The driver of the legendary No. 21 Wood Brothers Ford wanted to commemorate the occasion.
“It's funny, Blaney texted me this morning, actually woke me up this morning,” Wallace said during a conference call with reporters Tuesday. “He wants a picture this weekend. I was like, ‘OK.’ He was like, ‘We're driving the two most iconic cars in the sport this weekend. We definitely have to capitalize on that.’
“That's huge. That's awesome for me to get my first start driving the No. 43 for Richard Petty and everybody at RPM. Then the other side of it is the first African-American since 2006. That's a lot of history behind it.”
Yes, Wallace is driving the car that NASCAR’s “King” piloted to the lion’s share of his record 200 victories.
Yes, Wallace is the first African-American driver to compete in the Monster Energy NASCAR Cup Series since Bill Lester ran two races for owner Bill Davis in 2006.
And, yes, when Wallace took the checkered flag in the October 2013 NASCAR Camping World Truck Series event at Martinsville, he became the first black driver to win a national series event since NASCAR Hall of Famer Wendell Scott triumphed in the premier series at Jacksonville, Fla., in 1963.
Wallace knows the history. He got a call from Wendell Scott Jr. on Monday night, after the RPM announcement, and two days after Wallace led seven laps in the NASCAR Xfinity Series race at Dover and finished eighth.
“He was so pumped up,” Wallace said. “He said he was helping me drive the car this past weekend at Dover. He said that was our race, for sure. He was pumped up about this past weekend, obviously this opportunity.
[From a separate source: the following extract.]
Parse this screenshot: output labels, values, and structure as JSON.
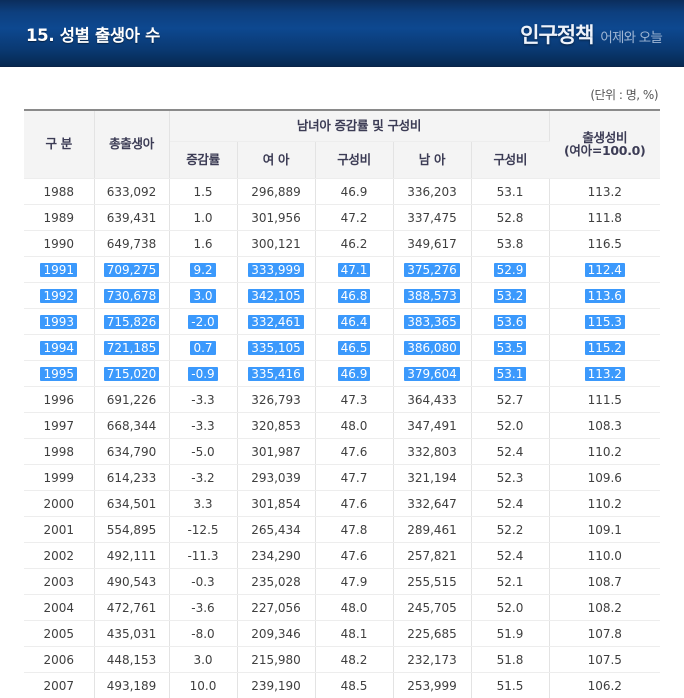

He kept it short and sweet.
“So that's huge when you still have that connection with the family, continue to carry on a legacy that their father laid.”